→ Try it
Return all the lines below in which the string "offset" appears.

→ Listed records
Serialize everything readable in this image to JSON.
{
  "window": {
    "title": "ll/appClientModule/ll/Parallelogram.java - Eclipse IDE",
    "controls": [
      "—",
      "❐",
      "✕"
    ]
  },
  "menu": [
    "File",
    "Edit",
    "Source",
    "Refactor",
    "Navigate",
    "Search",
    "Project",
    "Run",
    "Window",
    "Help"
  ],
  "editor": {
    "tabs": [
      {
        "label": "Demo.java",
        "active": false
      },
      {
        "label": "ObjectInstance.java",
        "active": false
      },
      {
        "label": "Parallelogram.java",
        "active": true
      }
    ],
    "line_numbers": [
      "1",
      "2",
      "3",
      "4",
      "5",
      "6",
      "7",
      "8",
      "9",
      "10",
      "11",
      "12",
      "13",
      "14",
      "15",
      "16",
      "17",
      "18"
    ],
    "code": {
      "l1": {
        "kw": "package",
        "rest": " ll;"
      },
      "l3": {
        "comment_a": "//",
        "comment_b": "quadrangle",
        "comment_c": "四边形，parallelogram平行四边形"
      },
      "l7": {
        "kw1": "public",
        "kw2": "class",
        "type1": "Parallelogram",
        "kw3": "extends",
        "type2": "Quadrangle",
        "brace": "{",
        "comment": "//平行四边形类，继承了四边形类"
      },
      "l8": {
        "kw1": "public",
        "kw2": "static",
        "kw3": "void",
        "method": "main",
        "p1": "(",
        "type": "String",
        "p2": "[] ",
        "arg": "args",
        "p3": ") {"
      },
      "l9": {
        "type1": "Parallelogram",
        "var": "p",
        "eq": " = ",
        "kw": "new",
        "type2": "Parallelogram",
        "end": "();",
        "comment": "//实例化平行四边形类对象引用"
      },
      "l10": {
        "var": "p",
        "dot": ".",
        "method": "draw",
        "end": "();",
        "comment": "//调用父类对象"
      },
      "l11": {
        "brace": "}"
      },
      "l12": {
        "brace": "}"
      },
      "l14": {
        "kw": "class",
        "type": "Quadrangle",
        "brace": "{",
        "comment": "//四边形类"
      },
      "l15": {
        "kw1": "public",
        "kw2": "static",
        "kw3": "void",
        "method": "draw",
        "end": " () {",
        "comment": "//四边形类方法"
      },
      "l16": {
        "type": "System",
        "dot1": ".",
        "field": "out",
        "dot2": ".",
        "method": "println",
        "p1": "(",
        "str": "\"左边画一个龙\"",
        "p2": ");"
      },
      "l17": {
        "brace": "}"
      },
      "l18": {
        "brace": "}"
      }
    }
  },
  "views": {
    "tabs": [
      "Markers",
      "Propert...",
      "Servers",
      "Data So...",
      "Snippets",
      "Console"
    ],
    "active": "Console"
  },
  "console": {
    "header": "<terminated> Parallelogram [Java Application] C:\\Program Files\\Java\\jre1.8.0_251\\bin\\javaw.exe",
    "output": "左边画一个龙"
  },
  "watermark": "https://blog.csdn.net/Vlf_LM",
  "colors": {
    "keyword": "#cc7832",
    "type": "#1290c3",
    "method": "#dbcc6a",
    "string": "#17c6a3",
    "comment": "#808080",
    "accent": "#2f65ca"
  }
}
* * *
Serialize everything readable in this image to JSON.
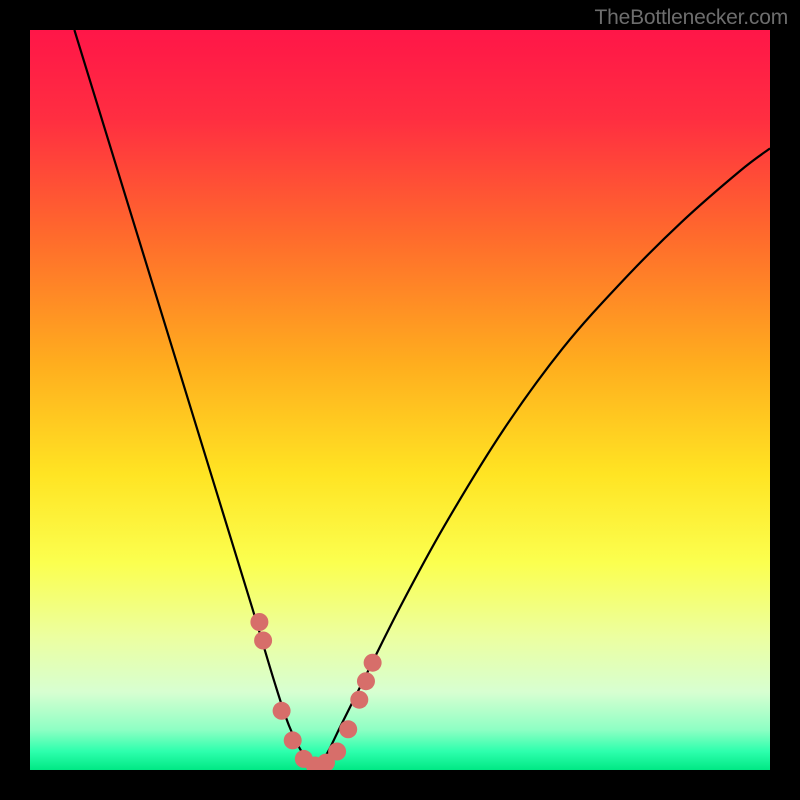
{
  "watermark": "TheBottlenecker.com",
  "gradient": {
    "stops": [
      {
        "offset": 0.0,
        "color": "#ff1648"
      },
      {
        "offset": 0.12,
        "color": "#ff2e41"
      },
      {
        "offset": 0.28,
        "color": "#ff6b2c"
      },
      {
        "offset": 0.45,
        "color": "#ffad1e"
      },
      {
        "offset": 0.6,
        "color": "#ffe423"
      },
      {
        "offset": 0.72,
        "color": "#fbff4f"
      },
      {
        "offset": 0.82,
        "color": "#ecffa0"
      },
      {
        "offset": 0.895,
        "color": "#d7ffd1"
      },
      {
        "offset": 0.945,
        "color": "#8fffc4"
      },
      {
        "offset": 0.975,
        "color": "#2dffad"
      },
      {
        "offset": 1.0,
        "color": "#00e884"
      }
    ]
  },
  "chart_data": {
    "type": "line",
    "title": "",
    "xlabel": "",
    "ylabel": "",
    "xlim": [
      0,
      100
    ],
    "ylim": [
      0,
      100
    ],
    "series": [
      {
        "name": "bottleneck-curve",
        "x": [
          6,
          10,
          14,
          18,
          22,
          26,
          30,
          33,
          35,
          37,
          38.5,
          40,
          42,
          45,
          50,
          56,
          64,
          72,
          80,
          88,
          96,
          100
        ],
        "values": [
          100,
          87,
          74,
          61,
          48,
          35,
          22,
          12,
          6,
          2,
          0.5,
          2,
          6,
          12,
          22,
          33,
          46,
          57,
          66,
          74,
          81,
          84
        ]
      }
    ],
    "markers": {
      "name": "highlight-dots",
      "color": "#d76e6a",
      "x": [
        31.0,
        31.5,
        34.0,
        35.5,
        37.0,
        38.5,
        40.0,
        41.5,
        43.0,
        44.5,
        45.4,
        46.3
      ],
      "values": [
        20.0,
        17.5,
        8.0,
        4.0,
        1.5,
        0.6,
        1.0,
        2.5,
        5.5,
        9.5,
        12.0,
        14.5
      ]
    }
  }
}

→ Solved exercise
        "offset": 0.0,
        "offset": 0.12,
        "offset": 0.28,
        "offset": 0.45,
        "offset": 0.6,
        "offset": 0.72,
        "offset": 0.82,
        "offset": 0.895,
        "offset": 0.945,
        "offset": 0.975,
        "offset": 1.0,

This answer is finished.